Idriss Goossens, PropTech Lab’s founder, provides insights from the Western Europe market, where we can observe great examples of improving building health and efficiency.
“As an example, Bouygues Immobilier’s new mixed-use development in Lyon, France is very much focused on occupier health – with spaces dedicated to well-being, green spaces, a small health center, screens showing air quality and pollution data in several spots around the assets, shared spaces, a rooftop beehive and more. As a plus, the complex’s energy produced locally by a green gas cogeneration plant provides hot water and electricity consumed immediately on site. We can get inspired by such approaches to improve the general health of buildings, not only the air quality,” says Goossens.
“Other examples can be seen in BPI or Allianz assets in Belgium and Luxembourg, where we observe urban farms built on building rooftops to have in-house, fresh vegetables available; or community activities around information-sharing on sustainability, wellness and health. We regularly observe these clear signs that the Western European market is in a huge transformation phase.

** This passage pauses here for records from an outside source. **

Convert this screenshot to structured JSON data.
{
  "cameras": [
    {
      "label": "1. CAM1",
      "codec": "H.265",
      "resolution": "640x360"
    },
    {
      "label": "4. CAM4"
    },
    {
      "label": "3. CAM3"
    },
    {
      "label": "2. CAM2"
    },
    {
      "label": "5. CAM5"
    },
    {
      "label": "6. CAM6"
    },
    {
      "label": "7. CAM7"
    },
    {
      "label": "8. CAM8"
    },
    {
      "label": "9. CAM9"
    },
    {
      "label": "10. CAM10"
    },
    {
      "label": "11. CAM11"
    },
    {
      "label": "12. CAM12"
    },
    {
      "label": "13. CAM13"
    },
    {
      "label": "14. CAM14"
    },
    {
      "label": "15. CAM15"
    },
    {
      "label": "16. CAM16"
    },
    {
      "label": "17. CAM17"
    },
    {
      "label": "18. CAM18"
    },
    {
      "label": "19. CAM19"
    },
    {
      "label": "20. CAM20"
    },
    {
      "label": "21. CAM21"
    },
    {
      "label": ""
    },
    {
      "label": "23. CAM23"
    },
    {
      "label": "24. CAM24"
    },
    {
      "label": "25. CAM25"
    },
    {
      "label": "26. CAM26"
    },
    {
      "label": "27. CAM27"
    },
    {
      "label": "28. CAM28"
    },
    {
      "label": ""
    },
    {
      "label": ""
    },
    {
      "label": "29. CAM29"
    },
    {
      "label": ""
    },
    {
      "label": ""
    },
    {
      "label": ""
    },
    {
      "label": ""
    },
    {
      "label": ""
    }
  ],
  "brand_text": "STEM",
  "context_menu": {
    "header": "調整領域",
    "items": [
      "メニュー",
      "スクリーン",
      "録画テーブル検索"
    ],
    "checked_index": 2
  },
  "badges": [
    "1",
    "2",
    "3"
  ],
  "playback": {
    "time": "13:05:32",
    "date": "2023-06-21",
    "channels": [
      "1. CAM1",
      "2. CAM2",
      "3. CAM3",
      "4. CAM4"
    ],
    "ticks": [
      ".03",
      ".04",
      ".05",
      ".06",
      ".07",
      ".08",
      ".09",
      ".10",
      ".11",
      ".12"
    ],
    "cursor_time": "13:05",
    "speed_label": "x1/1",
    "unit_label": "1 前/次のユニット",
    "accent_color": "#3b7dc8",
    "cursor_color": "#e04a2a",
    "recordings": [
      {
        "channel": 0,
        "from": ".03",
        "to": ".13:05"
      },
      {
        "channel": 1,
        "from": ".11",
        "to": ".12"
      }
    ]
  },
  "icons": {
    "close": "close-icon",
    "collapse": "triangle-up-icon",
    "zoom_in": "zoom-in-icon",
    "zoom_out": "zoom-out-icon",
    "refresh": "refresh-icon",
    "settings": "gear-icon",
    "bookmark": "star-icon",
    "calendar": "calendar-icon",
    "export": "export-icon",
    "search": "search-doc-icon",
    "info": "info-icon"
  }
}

In 2021 in Benelux, only 30% of real estate companies had clear innovation strategies in line with the customer experience and health; and in 2022 the number climbed to 84%. This brings great hope for change to the whole industry.”
- Melis Karabulut is marketing manager at Spaceflow